JOHNSON: For a long time, I wanted them to get together. Because I was watching Max and Hannah having all this fun where they’re together and not together. And our whole storyline would be like, “We looked at each other weird.” And we’re hearing a lot online, and on Twitter, and from our fans saying, “Give us more”… But as it’s progressed, I’ve realized that in fact the writers are smarter than I am. I’m happy with what they’re doing. If they abandoned the Nick-Jess story entirely, I would lose a lot of interest in playing the part. As of now I really love it, because our show can go to absolute crazy town. But while we’re in crazy town, there’s always a grounding reality: This character feels, deep down, something different for that girl. As an actor, that’s a nice thing to always have. If and when they decide to finally play that card, I’m very excited to go down that road.
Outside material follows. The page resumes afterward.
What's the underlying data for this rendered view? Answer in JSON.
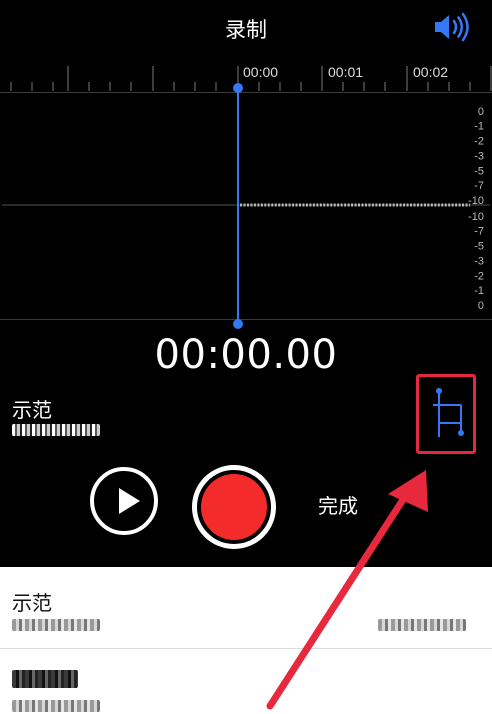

On the Nick-Schmidt friendship
GREENFIELD: We had begged the writers, and we still do, to give us more stuff where we’re on the same page, and we’ve been pitching an episode they’ll never do: The two of us become detectives. Something happens with Jess at work and she’s suspicious of something and Nick and Schmidt are like, “Oh that’s too bad, maybe we’ll look into it.” And she’s like, “No, please, don’t look into it.” And we’re like, “No, no, no, we’re just going to take a look at what’s going on.” And the two of them make one dumb move after the next… But it’s been really nice, and they have no choice but to put Nick and Schmidt in more situations. Because ultimately you want to see why these guys are friends. They can’t always be fighting, so those moments where we get to have fun and laugh and be in a similar storyline where our goals are [similar], that’s the best. The two of us have a really good time together and we both are so very clear on who our characters are and how they play off of one another. We just beg for those situations.
JOHNSON: Winston (Lamorne Morris) and Nick have always had something there, because they have an old friendship. At first, the writers had Nick kind of hating Schmidt and thinking he was just a douchebag, so Schmidt would do something funny and Nick would be really annoyed. Now when Nick and Schmidt are together, they team up. And they’re genuine friends and they’re idiots. Those two guys together can get into a lot of f—ing trouble. It’s like two takes on the same dumb theme. I view Nick and Schmidt as The Odd Couple. When one of those characters is running wild and the other one is trying to put him in his place, you can’t run as far. But when they’re both gunning together, it’s really fun.
On the Schmidt-Cece relationship
GREENFIELD: I like that he’s in pursuit again. It’s fun. I’m competitive so I want to win, personally… There’s a small part of me that would like for them to get back together and seal it up and get married — not save it for the end of the series. Let’s get married real early, move next door or somehow stay in the loft in some weird arranged thing, and see Schmidt in a full-on marriage. There’s a well of comedy in that storyline.